Beyond issues related to religious beliefs or doctrines of faith, the topic of the persecution of members of the church responsible for commission or concealment of these crimes must be part of the public discussion. For hundreds of years Western societies and their descendants have given the fight for the separation of church and state. Not only does this imply the existence of a gap between different religions and nation states, but also that following the mandates of one of these institutions does not exempt from being governed by the laws of the other. In other words, as well as in the eyes of the church a state leader can be considered a sinner and therefore be condemned to hell (if those are their laws), according to the civil law a leader of the church can be considered a criminal, and thus be sent to prison.
Additionally, other major battles that history has given are those for equality before the law. This equality must be for all and in no way it excludes a group of individuals for the sheer fact of being in a high post in a religious institution.

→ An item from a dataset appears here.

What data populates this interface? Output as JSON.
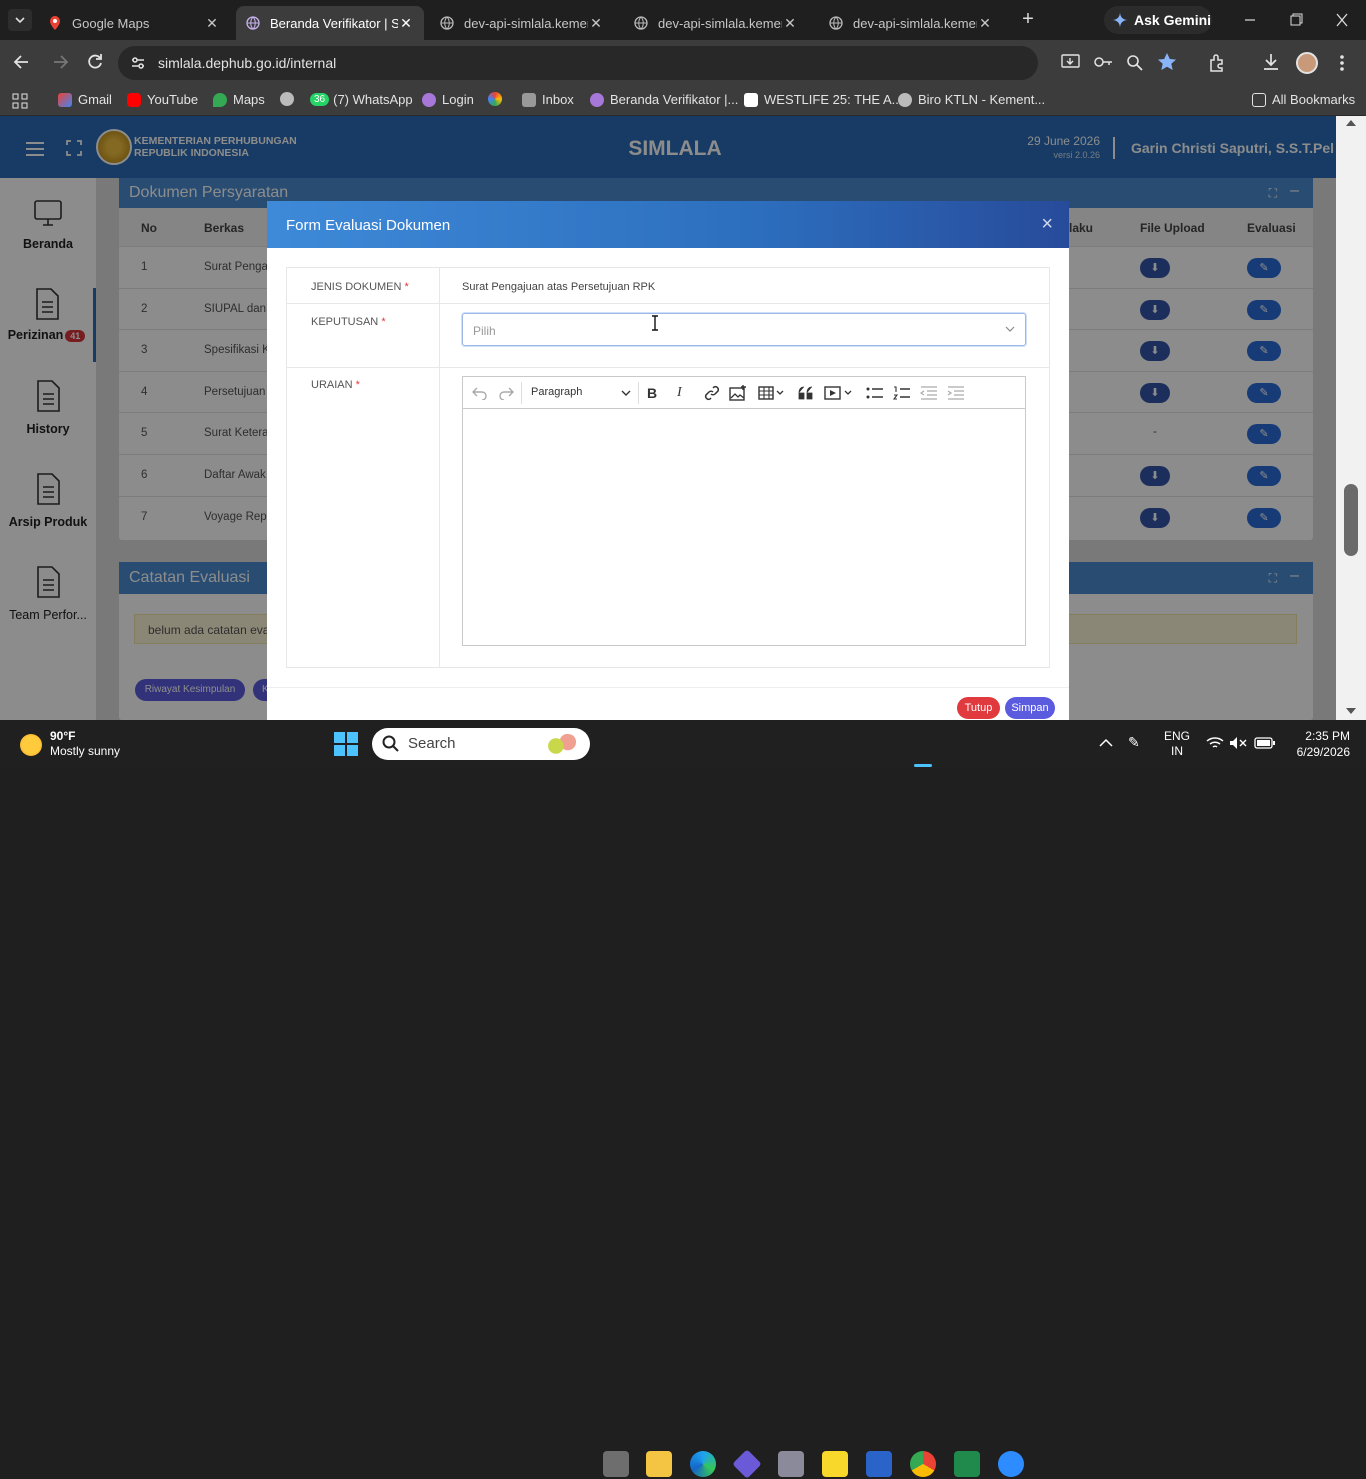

Again, beyond beliefs and dogmas, the principles of separation of church and state and equality before the law, force us to take firm actions in these cases of abuse of minors by members of the clergy and the cover-up by the Pope.

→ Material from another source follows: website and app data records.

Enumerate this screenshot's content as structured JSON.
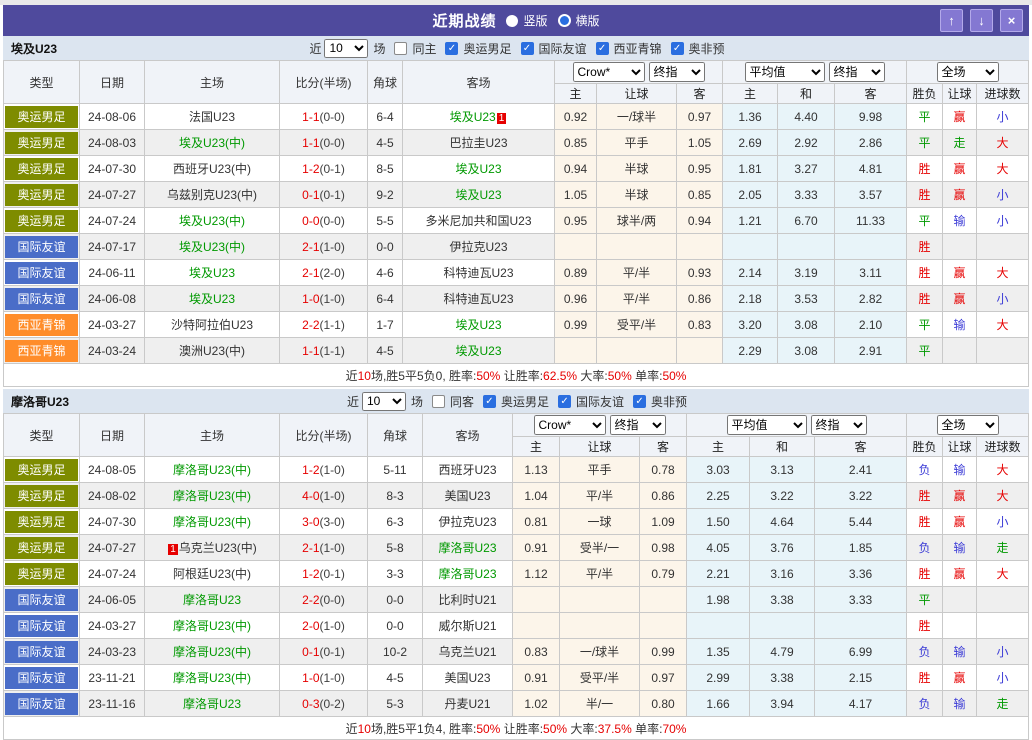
{
  "titlebar": {
    "title": "近期战绩",
    "radios": [
      {
        "label": "竖版",
        "selected": false
      },
      {
        "label": "横版",
        "selected": true
      }
    ],
    "buttons": [
      {
        "name": "up",
        "glyph": "↑"
      },
      {
        "name": "down",
        "glyph": "↓"
      },
      {
        "name": "close",
        "glyph": "×"
      }
    ]
  },
  "colors": {
    "accent_purple": "#4f4a9d",
    "type": {
      "奥运男足": "#7e8c00",
      "国际友谊": "#4a6dc8",
      "西亚青锦": "#ff8d2a"
    },
    "result": {
      "r": "#e60000",
      "g": "#009900",
      "b": "#3b3bd6"
    },
    "team_green": "#009900",
    "score_red": "#e60000"
  },
  "sections": [
    {
      "team": "埃及U23",
      "near_label": "近",
      "count": "10",
      "matches_label": "场",
      "same": {
        "label": "同主",
        "checked": false
      },
      "filters": [
        {
          "label": "奥运男足",
          "checked": true
        },
        {
          "label": "国际友谊",
          "checked": true
        },
        {
          "label": "西亚青锦",
          "checked": true
        },
        {
          "label": "奥非预",
          "checked": true
        }
      ],
      "table_head": {
        "base": [
          "类型",
          "日期",
          "主场",
          "比分(半场)",
          "角球",
          "客场"
        ],
        "groups": [
          {
            "selects": [
              "Crow*",
              "终指"
            ],
            "cols": [
              "主",
              "让球",
              "客"
            ]
          },
          {
            "selects": [
              "平均值",
              "终指"
            ],
            "cols": [
              "主",
              "和",
              "客"
            ]
          },
          {
            "selects": [
              "全场"
            ],
            "cols": [
              "胜负",
              "让球",
              "进球数"
            ]
          }
        ]
      },
      "rows": [
        {
          "type": "奥运男足",
          "date": "24-08-06",
          "home": {
            "name": "法国U23"
          },
          "score": {
            "ft": "1-1",
            "ht": "(0-0)"
          },
          "corner": "6-4",
          "away": {
            "name": "埃及U23",
            "green": true,
            "badge": "1"
          },
          "odds": [
            "0.92",
            "一/球半",
            "0.97"
          ],
          "avg": [
            "1.36",
            "4.40",
            "9.98"
          ],
          "results": [
            [
              "平",
              "g"
            ],
            [
              "赢",
              "r"
            ],
            [
              "小",
              "b"
            ]
          ]
        },
        {
          "type": "奥运男足",
          "date": "24-08-03",
          "home": {
            "name": "埃及U23(中)",
            "green": true
          },
          "score": {
            "ft": "1-1",
            "ht": "(0-0)"
          },
          "corner": "4-5",
          "away": {
            "name": "巴拉圭U23"
          },
          "odds": [
            "0.85",
            "平手",
            "1.05"
          ],
          "avg": [
            "2.69",
            "2.92",
            "2.86"
          ],
          "results": [
            [
              "平",
              "g"
            ],
            [
              "走",
              "g"
            ],
            [
              "大",
              "r"
            ]
          ]
        },
        {
          "type": "奥运男足",
          "date": "24-07-30",
          "home": {
            "name": "西班牙U23(中)"
          },
          "score": {
            "ft": "1-2",
            "ht": "(0-1)"
          },
          "corner": "8-5",
          "away": {
            "name": "埃及U23",
            "green": true
          },
          "odds": [
            "0.94",
            "半球",
            "0.95"
          ],
          "avg": [
            "1.81",
            "3.27",
            "4.81"
          ],
          "results": [
            [
              "胜",
              "r"
            ],
            [
              "赢",
              "r"
            ],
            [
              "大",
              "r"
            ]
          ]
        },
        {
          "type": "奥运男足",
          "date": "24-07-27",
          "home": {
            "name": "乌兹别克U23(中)"
          },
          "score": {
            "ft": "0-1",
            "ht": "(0-1)"
          },
          "corner": "9-2",
          "away": {
            "name": "埃及U23",
            "green": true
          },
          "odds": [
            "1.05",
            "半球",
            "0.85"
          ],
          "avg": [
            "2.05",
            "3.33",
            "3.57"
          ],
          "results": [
            [
              "胜",
              "r"
            ],
            [
              "赢",
              "r"
            ],
            [
              "小",
              "b"
            ]
          ]
        },
        {
          "type": "奥运男足",
          "date": "24-07-24",
          "home": {
            "name": "埃及U23(中)",
            "green": true
          },
          "score": {
            "ft": "0-0",
            "ht": "(0-0)"
          },
          "corner": "5-5",
          "away": {
            "name": "多米尼加共和国U23"
          },
          "odds": [
            "0.95",
            "球半/两",
            "0.94"
          ],
          "avg": [
            "1.21",
            "6.70",
            "11.33"
          ],
          "results": [
            [
              "平",
              "g"
            ],
            [
              "输",
              "b"
            ],
            [
              "小",
              "b"
            ]
          ]
        },
        {
          "type": "国际友谊",
          "date": "24-07-17",
          "home": {
            "name": "埃及U23(中)",
            "green": true
          },
          "score": {
            "ft": "2-1",
            "ht": "(1-0)"
          },
          "corner": "0-0",
          "away": {
            "name": "伊拉克U23"
          },
          "odds": [
            "",
            "",
            ""
          ],
          "avg": [
            "",
            "",
            ""
          ],
          "results": [
            [
              "胜",
              "r"
            ],
            [
              "",
              ""
            ],
            [
              "",
              ""
            ]
          ]
        },
        {
          "type": "国际友谊",
          "date": "24-06-11",
          "home": {
            "name": "埃及U23",
            "green": true
          },
          "score": {
            "ft": "2-1",
            "ht": "(2-0)"
          },
          "corner": "4-6",
          "away": {
            "name": "科特迪瓦U23"
          },
          "odds": [
            "0.89",
            "平/半",
            "0.93"
          ],
          "avg": [
            "2.14",
            "3.19",
            "3.11"
          ],
          "results": [
            [
              "胜",
              "r"
            ],
            [
              "赢",
              "r"
            ],
            [
              "大",
              "r"
            ]
          ]
        },
        {
          "type": "国际友谊",
          "date": "24-06-08",
          "home": {
            "name": "埃及U23",
            "green": true
          },
          "score": {
            "ft": "1-0",
            "ht": "(1-0)"
          },
          "corner": "6-4",
          "away": {
            "name": "科特迪瓦U23"
          },
          "odds": [
            "0.96",
            "平/半",
            "0.86"
          ],
          "avg": [
            "2.18",
            "3.53",
            "2.82"
          ],
          "results": [
            [
              "胜",
              "r"
            ],
            [
              "赢",
              "r"
            ],
            [
              "小",
              "b"
            ]
          ]
        },
        {
          "type": "西亚青锦",
          "date": "24-03-27",
          "home": {
            "name": "沙特阿拉伯U23"
          },
          "score": {
            "ft": "2-2",
            "ht": "(1-1)"
          },
          "corner": "1-7",
          "away": {
            "name": "埃及U23",
            "green": true
          },
          "odds": [
            "0.99",
            "受平/半",
            "0.83"
          ],
          "avg": [
            "3.20",
            "3.08",
            "2.10"
          ],
          "results": [
            [
              "平",
              "g"
            ],
            [
              "输",
              "b"
            ],
            [
              "大",
              "r"
            ]
          ]
        },
        {
          "type": "西亚青锦",
          "date": "24-03-24",
          "home": {
            "name": "澳洲U23(中)"
          },
          "score": {
            "ft": "1-1",
            "ht": "(1-1)"
          },
          "corner": "4-5",
          "away": {
            "name": "埃及U23",
            "green": true
          },
          "odds": [
            "",
            "",
            ""
          ],
          "avg": [
            "2.29",
            "3.08",
            "2.91"
          ],
          "results": [
            [
              "平",
              "g"
            ],
            [
              "",
              ""
            ],
            [
              "",
              ""
            ]
          ]
        }
      ],
      "summary": [
        {
          "text": "近",
          "red": false
        },
        {
          "text": "10",
          "red": true
        },
        {
          "text": "场,胜5平5负0, 胜率:",
          "red": false
        },
        {
          "text": "50%",
          "red": true
        },
        {
          "text": " 让胜率:",
          "red": false
        },
        {
          "text": "62.5%",
          "red": true
        },
        {
          "text": " 大率:",
          "red": false
        },
        {
          "text": "50%",
          "red": true
        },
        {
          "text": " 单率:",
          "red": false
        },
        {
          "text": "50%",
          "red": true
        }
      ]
    },
    {
      "team": "摩洛哥U23",
      "near_label": "近",
      "count": "10",
      "matches_label": "场",
      "same": {
        "label": "同客",
        "checked": false
      },
      "filters": [
        {
          "label": "奥运男足",
          "checked": true
        },
        {
          "label": "国际友谊",
          "checked": true
        },
        {
          "label": "奥非预",
          "checked": true
        }
      ],
      "table_head": {
        "base": [
          "类型",
          "日期",
          "主场",
          "比分(半场)",
          "角球",
          "客场"
        ],
        "groups": [
          {
            "selects": [
              "Crow*",
              "终指"
            ],
            "cols": [
              "主",
              "让球",
              "客"
            ]
          },
          {
            "selects": [
              "平均值",
              "终指"
            ],
            "cols": [
              "主",
              "和",
              "客"
            ]
          },
          {
            "selects": [
              "全场"
            ],
            "cols": [
              "胜负",
              "让球",
              "进球数"
            ]
          }
        ]
      },
      "rows": [
        {
          "type": "奥运男足",
          "date": "24-08-05",
          "home": {
            "name": "摩洛哥U23(中)",
            "green": true
          },
          "score": {
            "ft": "1-2",
            "ht": "(1-0)"
          },
          "corner": "5-11",
          "away": {
            "name": "西班牙U23"
          },
          "odds": [
            "1.13",
            "平手",
            "0.78"
          ],
          "avg": [
            "3.03",
            "3.13",
            "2.41"
          ],
          "results": [
            [
              "负",
              "b"
            ],
            [
              "输",
              "b"
            ],
            [
              "大",
              "r"
            ]
          ]
        },
        {
          "type": "奥运男足",
          "date": "24-08-02",
          "home": {
            "name": "摩洛哥U23(中)",
            "green": true
          },
          "score": {
            "ft": "4-0",
            "ht": "(1-0)"
          },
          "corner": "8-3",
          "away": {
            "name": "美国U23"
          },
          "odds": [
            "1.04",
            "平/半",
            "0.86"
          ],
          "avg": [
            "2.25",
            "3.22",
            "3.22"
          ],
          "results": [
            [
              "胜",
              "r"
            ],
            [
              "赢",
              "r"
            ],
            [
              "大",
              "r"
            ]
          ]
        },
        {
          "type": "奥运男足",
          "date": "24-07-30",
          "home": {
            "name": "摩洛哥U23(中)",
            "green": true
          },
          "score": {
            "ft": "3-0",
            "ht": "(3-0)"
          },
          "corner": "6-3",
          "away": {
            "name": "伊拉克U23"
          },
          "odds": [
            "0.81",
            "一球",
            "1.09"
          ],
          "avg": [
            "1.50",
            "4.64",
            "5.44"
          ],
          "results": [
            [
              "胜",
              "r"
            ],
            [
              "赢",
              "r"
            ],
            [
              "小",
              "b"
            ]
          ]
        },
        {
          "type": "奥运男足",
          "date": "24-07-27",
          "home": {
            "name": "乌克兰U23(中)",
            "badge": "1",
            "badge_before": true
          },
          "score": {
            "ft": "2-1",
            "ht": "(1-0)"
          },
          "corner": "5-8",
          "away": {
            "name": "摩洛哥U23",
            "green": true
          },
          "odds": [
            "0.91",
            "受半/一",
            "0.98"
          ],
          "avg": [
            "4.05",
            "3.76",
            "1.85"
          ],
          "results": [
            [
              "负",
              "b"
            ],
            [
              "输",
              "b"
            ],
            [
              "走",
              "g"
            ]
          ]
        },
        {
          "type": "奥运男足",
          "date": "24-07-24",
          "home": {
            "name": "阿根廷U23(中)"
          },
          "score": {
            "ft": "1-2",
            "ht": "(0-1)"
          },
          "corner": "3-3",
          "away": {
            "name": "摩洛哥U23",
            "green": true
          },
          "odds": [
            "1.12",
            "平/半",
            "0.79"
          ],
          "avg": [
            "2.21",
            "3.16",
            "3.36"
          ],
          "results": [
            [
              "胜",
              "r"
            ],
            [
              "赢",
              "r"
            ],
            [
              "大",
              "r"
            ]
          ]
        },
        {
          "type": "国际友谊",
          "date": "24-06-05",
          "home": {
            "name": "摩洛哥U23",
            "green": true
          },
          "score": {
            "ft": "2-2",
            "ht": "(0-0)"
          },
          "corner": "0-0",
          "away": {
            "name": "比利时U21"
          },
          "odds": [
            "",
            "",
            ""
          ],
          "avg": [
            "1.98",
            "3.38",
            "3.33"
          ],
          "results": [
            [
              "平",
              "g"
            ],
            [
              "",
              ""
            ],
            [
              "",
              ""
            ]
          ]
        },
        {
          "type": "国际友谊",
          "date": "24-03-27",
          "home": {
            "name": "摩洛哥U23(中)",
            "green": true
          },
          "score": {
            "ft": "2-0",
            "ht": "(1-0)"
          },
          "corner": "0-0",
          "away": {
            "name": "威尔斯U21"
          },
          "odds": [
            "",
            "",
            ""
          ],
          "avg": [
            "",
            "",
            ""
          ],
          "results": [
            [
              "胜",
              "r"
            ],
            [
              "",
              ""
            ],
            [
              "",
              ""
            ]
          ]
        },
        {
          "type": "国际友谊",
          "date": "24-03-23",
          "home": {
            "name": "摩洛哥U23(中)",
            "green": true
          },
          "score": {
            "ft": "0-1",
            "ht": "(0-1)"
          },
          "corner": "10-2",
          "away": {
            "name": "乌克兰U21"
          },
          "odds": [
            "0.83",
            "一/球半",
            "0.99"
          ],
          "avg": [
            "1.35",
            "4.79",
            "6.99"
          ],
          "results": [
            [
              "负",
              "b"
            ],
            [
              "输",
              "b"
            ],
            [
              "小",
              "b"
            ]
          ]
        },
        {
          "type": "国际友谊",
          "date": "23-11-21",
          "home": {
            "name": "摩洛哥U23(中)",
            "green": true
          },
          "score": {
            "ft": "1-0",
            "ht": "(1-0)"
          },
          "corner": "4-5",
          "away": {
            "name": "美国U23"
          },
          "odds": [
            "0.91",
            "受平/半",
            "0.97"
          ],
          "avg": [
            "2.99",
            "3.38",
            "2.15"
          ],
          "results": [
            [
              "胜",
              "r"
            ],
            [
              "赢",
              "r"
            ],
            [
              "小",
              "b"
            ]
          ]
        },
        {
          "type": "国际友谊",
          "date": "23-11-16",
          "home": {
            "name": "摩洛哥U23",
            "green": true
          },
          "score": {
            "ft": "0-3",
            "ht": "(0-2)"
          },
          "corner": "5-3",
          "away": {
            "name": "丹麦U21"
          },
          "odds": [
            "1.02",
            "半/一",
            "0.80"
          ],
          "avg": [
            "1.66",
            "3.94",
            "4.17"
          ],
          "results": [
            [
              "负",
              "b"
            ],
            [
              "输",
              "b"
            ],
            [
              "走",
              "g"
            ]
          ]
        }
      ],
      "summary": [
        {
          "text": "近",
          "red": false
        },
        {
          "text": "10",
          "red": true
        },
        {
          "text": "场,胜5平1负4, 胜率:",
          "red": false
        },
        {
          "text": "50%",
          "red": true
        },
        {
          "text": " 让胜率:",
          "red": false
        },
        {
          "text": "50%",
          "red": true
        },
        {
          "text": " 大率:",
          "red": false
        },
        {
          "text": "37.5%",
          "red": true
        },
        {
          "text": " 单率:",
          "red": false
        },
        {
          "text": "70%",
          "red": true
        }
      ]
    }
  ]
}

Now, it would be a good example of justice to act here as a sign of respect for the victims of these violations since to them, ultimately, it is not that they feel better by being abused by a priest than by any other human: therefore the treatment should be exactly the same to the one that any other rapist or any other person acting on its cover-up would receive. Similarly, for the followers of the Catholic faith this would be an important sign for their institution to ensure that this does not remain being a haven for pedophiles.

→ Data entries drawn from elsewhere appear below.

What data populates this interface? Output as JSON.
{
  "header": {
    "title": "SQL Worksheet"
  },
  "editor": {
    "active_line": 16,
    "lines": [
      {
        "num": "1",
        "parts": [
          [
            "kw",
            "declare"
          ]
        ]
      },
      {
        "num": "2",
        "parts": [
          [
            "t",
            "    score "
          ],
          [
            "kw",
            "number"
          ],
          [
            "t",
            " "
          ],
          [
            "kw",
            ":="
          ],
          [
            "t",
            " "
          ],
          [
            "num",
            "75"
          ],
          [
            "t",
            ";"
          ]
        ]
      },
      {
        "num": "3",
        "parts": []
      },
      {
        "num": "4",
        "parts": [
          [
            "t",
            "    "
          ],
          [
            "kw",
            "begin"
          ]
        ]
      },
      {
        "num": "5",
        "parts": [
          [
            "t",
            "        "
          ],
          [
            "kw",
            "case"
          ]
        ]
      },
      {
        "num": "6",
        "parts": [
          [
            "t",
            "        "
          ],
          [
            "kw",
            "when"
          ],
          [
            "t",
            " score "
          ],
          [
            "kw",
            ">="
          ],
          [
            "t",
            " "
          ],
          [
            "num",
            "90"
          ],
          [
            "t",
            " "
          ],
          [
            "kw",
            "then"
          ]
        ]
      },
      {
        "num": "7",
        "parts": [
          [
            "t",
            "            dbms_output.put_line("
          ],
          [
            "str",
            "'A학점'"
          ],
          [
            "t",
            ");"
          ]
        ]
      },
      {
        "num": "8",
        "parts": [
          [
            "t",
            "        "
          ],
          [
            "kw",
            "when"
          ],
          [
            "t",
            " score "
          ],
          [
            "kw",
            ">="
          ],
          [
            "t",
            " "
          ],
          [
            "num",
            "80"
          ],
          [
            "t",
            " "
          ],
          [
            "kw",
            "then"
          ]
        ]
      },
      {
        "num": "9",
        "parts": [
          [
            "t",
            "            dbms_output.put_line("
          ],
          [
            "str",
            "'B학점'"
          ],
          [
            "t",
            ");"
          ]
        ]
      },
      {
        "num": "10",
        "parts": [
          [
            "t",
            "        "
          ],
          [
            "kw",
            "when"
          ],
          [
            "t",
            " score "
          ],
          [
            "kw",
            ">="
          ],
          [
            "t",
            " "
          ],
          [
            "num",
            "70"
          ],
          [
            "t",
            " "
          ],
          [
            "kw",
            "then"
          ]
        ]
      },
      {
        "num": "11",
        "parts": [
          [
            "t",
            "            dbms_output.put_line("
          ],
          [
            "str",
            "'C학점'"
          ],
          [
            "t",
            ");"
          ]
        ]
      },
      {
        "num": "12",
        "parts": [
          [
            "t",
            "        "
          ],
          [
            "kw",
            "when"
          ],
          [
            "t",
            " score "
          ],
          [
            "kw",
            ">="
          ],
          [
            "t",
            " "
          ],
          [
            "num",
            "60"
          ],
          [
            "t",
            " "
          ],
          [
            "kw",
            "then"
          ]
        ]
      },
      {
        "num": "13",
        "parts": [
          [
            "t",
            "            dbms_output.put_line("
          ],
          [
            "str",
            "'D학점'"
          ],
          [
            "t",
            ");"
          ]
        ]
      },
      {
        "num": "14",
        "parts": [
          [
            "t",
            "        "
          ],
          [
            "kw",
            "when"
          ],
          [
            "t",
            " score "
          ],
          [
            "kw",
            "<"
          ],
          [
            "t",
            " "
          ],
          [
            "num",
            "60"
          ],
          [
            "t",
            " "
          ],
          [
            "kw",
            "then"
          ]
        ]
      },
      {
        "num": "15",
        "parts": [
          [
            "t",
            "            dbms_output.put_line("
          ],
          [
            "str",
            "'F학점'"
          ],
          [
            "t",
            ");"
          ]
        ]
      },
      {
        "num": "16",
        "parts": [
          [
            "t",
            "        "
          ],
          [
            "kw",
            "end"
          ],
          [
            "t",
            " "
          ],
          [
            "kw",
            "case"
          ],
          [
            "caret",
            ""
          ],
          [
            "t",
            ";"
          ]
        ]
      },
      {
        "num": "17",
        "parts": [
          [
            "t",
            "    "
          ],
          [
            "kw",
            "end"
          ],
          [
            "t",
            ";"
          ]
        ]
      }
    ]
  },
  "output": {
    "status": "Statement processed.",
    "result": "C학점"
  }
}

As it is acknowledged by Dawkins, perhaps the goal of capturing the Pope is unfeasible (although there are clearly some people working to make it happen), but this does not take away any value to the initiative. On the contrary, it sets a precedent against future abuses by religious leaders while letting them know that their roles as ministers of the church do not grant them a status beyond the reach of civil justice: sooner or later the public will be mobilized against them. On the other hand, this warrant has been translated in an argument that has served to awaken the collective consciousness towards the problem, as it has been expressed in the pressures from different sectors of the society demanding the resignation of the Pope, and as will be evident next month with the many protests against him. These are already being organized and will accompany his visit in different British cities.
But perhaps the most important aspect of this attempt to arrest the Pope is the reminding of the public that the church is not an authority on moral issues and, therefore, it is necessary to reach secular agreements on the moral principles that will rule society. Let us remember that history is full of crimes committed in the name of the gods like the Crusades, witch-hunting, the destruction of Aboriginal societies to impose the "true god" and discrimination against those with different sexual alternative to those accepted by these gods, among many others. In this scenario, the repeated cases of child abuse and the covering behavior of high hierarchs in this matter may become the straw that breaks the camel's back. Most likely all these people physically and psychologically attacked on religious grounds will find a better society in a scenario where the idea of separation between church and state is truly taken into account. Then we can speak of justice for all.